##### Data for the task #####

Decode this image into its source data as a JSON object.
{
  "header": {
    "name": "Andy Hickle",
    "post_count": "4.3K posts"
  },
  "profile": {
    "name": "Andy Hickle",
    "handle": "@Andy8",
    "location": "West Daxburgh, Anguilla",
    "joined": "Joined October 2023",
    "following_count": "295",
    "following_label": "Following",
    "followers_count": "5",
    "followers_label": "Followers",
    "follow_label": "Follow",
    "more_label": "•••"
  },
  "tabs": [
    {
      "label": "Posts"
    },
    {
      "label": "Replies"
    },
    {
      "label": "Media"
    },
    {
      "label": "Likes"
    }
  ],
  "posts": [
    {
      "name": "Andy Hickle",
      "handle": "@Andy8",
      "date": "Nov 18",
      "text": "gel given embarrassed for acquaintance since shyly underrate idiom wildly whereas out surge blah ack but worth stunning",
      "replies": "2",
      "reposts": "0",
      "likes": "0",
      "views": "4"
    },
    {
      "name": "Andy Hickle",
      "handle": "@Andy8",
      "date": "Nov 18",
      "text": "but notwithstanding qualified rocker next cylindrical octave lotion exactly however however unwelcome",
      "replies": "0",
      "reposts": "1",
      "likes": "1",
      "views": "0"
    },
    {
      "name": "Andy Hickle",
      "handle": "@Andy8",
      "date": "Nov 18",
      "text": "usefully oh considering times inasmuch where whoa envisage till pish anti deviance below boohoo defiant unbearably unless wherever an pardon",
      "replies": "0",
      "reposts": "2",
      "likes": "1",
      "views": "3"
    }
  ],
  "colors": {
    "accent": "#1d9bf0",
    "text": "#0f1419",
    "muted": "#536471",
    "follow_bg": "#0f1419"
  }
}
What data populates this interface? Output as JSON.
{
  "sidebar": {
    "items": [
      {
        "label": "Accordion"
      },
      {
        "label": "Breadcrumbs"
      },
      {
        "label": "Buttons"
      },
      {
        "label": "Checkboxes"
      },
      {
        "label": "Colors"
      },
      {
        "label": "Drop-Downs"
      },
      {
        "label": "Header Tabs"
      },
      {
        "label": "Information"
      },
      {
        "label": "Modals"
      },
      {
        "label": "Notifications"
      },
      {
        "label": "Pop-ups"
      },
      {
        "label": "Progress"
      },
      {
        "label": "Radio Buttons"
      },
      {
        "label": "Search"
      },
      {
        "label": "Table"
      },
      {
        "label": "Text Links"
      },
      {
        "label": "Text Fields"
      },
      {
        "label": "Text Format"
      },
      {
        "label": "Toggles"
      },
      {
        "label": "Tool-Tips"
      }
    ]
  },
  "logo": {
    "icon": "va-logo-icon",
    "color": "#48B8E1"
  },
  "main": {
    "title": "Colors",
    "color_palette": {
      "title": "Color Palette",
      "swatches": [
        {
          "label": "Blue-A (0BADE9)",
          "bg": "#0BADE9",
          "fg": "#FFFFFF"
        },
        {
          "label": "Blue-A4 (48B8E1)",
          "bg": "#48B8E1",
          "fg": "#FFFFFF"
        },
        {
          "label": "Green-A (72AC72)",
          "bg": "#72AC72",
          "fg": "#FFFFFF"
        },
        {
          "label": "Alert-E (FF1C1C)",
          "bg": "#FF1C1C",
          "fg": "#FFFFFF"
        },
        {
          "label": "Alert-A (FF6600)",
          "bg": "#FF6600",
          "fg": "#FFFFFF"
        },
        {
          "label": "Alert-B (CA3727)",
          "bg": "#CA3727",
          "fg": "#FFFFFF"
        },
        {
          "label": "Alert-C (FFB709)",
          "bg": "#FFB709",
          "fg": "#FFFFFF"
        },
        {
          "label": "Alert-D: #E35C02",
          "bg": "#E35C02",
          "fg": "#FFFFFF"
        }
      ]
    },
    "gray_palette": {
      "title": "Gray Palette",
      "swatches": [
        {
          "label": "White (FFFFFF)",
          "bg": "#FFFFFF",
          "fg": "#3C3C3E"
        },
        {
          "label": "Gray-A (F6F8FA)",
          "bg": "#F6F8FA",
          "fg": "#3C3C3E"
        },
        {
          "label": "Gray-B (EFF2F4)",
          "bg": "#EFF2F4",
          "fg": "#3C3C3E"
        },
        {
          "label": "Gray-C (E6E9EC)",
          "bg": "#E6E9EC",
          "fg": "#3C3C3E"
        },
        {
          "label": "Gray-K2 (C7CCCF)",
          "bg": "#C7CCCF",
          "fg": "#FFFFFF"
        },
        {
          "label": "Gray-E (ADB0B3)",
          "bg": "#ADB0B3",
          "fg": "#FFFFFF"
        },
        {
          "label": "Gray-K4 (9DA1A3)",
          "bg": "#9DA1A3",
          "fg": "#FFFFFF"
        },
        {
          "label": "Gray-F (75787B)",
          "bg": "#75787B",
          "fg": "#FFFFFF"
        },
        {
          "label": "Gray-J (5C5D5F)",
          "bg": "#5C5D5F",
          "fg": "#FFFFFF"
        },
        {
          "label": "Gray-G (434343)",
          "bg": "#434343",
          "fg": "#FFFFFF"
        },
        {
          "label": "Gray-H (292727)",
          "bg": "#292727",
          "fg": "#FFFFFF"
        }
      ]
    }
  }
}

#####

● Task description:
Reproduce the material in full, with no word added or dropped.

● Result of this task:
Decode this image into its source data as a JSON object.
{
  "header": {
    "name": "Andy Hickle",
    "post_count": "4.3K posts"
  },
  "profile": {
    "name": "Andy Hickle",
    "handle": "@Andy8",
    "location": "West Daxburgh, Anguilla",
    "joined": "Joined October 2023",
    "following_count": "295",
    "following_label": "Following",
    "followers_count": "5",
    "followers_label": "Followers",
    "follow_label": "Follow",
    "more_label": "•••"
  },
  "tabs": [
    {
      "label": "Posts"
    },
    {
      "label": "Replies"
    },
    {
      "label": "Media"
    },
    {
      "label": "Likes"
    }
  ],
  "posts": [
    {
      "name": "Andy Hickle",
      "handle": "@Andy8",
      "date": "Nov 18",
      "text": "gel given embarrassed for acquaintance since shyly underrate idiom wildly whereas out surge blah ack but worth stunning",
      "replies": "2",
      "reposts": "0",
      "likes": "0",
      "views": "4"
    },
    {
      "name": "Andy Hickle",
      "handle": "@Andy8",
      "date": "Nov 18",
      "text": "but notwithstanding qualified rocker next cylindrical octave lotion exactly however however unwelcome",
      "replies": "0",
      "reposts": "1",
      "likes": "1",
      "views": "0"
    },
    {
      "name": "Andy Hickle",
      "handle": "@Andy8",
      "date": "Nov 18",
      "text": "usefully oh considering times inasmuch where whoa envisage till pish anti deviance below boohoo defiant unbearably unless wherever an pardon",
      "replies": "0",
      "reposts": "2",
      "likes": "1",
      "views": "3"
    }
  ],
  "colors": {
    "accent": "#1d9bf0",
    "text": "#0f1419",
    "muted": "#536471",
    "follow_bg": "#0f1419"
  }
}
What data populates this interface? Output as JSON.
{
  "sidebar": {
    "items": [
      {
        "label": "Accordion"
      },
      {
        "label": "Breadcrumbs"
      },
      {
        "label": "Buttons"
      },
      {
        "label": "Checkboxes"
      },
      {
        "label": "Colors"
      },
      {
        "label": "Drop-Downs"
      },
      {
        "label": "Header Tabs"
      },
      {
        "label": "Information"
      },
      {
        "label": "Modals"
      },
      {
        "label": "Notifications"
      },
      {
        "label": "Pop-ups"
      },
      {
        "label": "Progress"
      },
      {
        "label": "Radio Buttons"
      },
      {
        "label": "Search"
      },
      {
        "label": "Table"
      },
      {
        "label": "Text Links"
      },
      {
        "label": "Text Fields"
      },
      {
        "label": "Text Format"
      },
      {
        "label": "Toggles"
      },
      {
        "label": "Tool-Tips"
      }
    ]
  },
  "logo": {
    "icon": "va-logo-icon",
    "color": "#48B8E1"
  },
  "main": {
    "title": "Colors",
    "color_palette": {
      "title": "Color Palette",
      "swatches": [
        {
          "label": "Blue-A (0BADE9)",
          "bg": "#0BADE9",
          "fg": "#FFFFFF"
        },
        {
          "label": "Blue-A4 (48B8E1)",
          "bg": "#48B8E1",
          "fg": "#FFFFFF"
        },
        {
          "label": "Green-A (72AC72)",
          "bg": "#72AC72",
          "fg": "#FFFFFF"
        },
        {
          "label": "Alert-E (FF1C1C)",
          "bg": "#FF1C1C",
          "fg": "#FFFFFF"
        },
        {
          "label": "Alert-A (FF6600)",
          "bg": "#FF6600",
          "fg": "#FFFFFF"
        },
        {
          "label": "Alert-B (CA3727)",
          "bg": "#CA3727",
          "fg": "#FFFFFF"
        },
        {
          "label": "Alert-C (FFB709)",
          "bg": "#FFB709",
          "fg": "#FFFFFF"
        },
        {
          "label": "Alert-D: #E35C02",
          "bg": "#E35C02",
          "fg": "#FFFFFF"
        }
      ]
    },
    "gray_palette": {
      "title": "Gray Palette",
      "swatches": [
        {
          "label": "White (FFFFFF)",
          "bg": "#FFFFFF",
          "fg": "#3C3C3E"
        },
        {
          "label": "Gray-A (F6F8FA)",
          "bg": "#F6F8FA",
          "fg": "#3C3C3E"
        },
        {
          "label": "Gray-B (EFF2F4)",
          "bg": "#EFF2F4",
          "fg": "#3C3C3E"
        },
        {
          "label": "Gray-C (E6E9EC)",
          "bg": "#E6E9EC",
          "fg": "#3C3C3E"
        },
        {
          "label": "Gray-K2 (C7CCCF)",
          "bg": "#C7CCCF",
          "fg": "#FFFFFF"
        },
        {
          "label": "Gray-E (ADB0B3)",
          "bg": "#ADB0B3",
          "fg": "#FFFFFF"
        },
        {
          "label": "Gray-K4 (9DA1A3)",
          "bg": "#9DA1A3",
          "fg": "#FFFFFF"
        },
        {
          "label": "Gray-F (75787B)",
          "bg": "#75787B",
          "fg": "#FFFFFF"
        },
        {
          "label": "Gray-J (5C5D5F)",
          "bg": "#5C5D5F",
          "fg": "#FFFFFF"
        },
        {
          "label": "Gray-G (434343)",
          "bg": "#434343",
          "fg": "#FFFFFF"
        },
        {
          "label": "Gray-H (292727)",
          "bg": "#292727",
          "fg": "#FFFFFF"
        }
      ]
    }
  }
}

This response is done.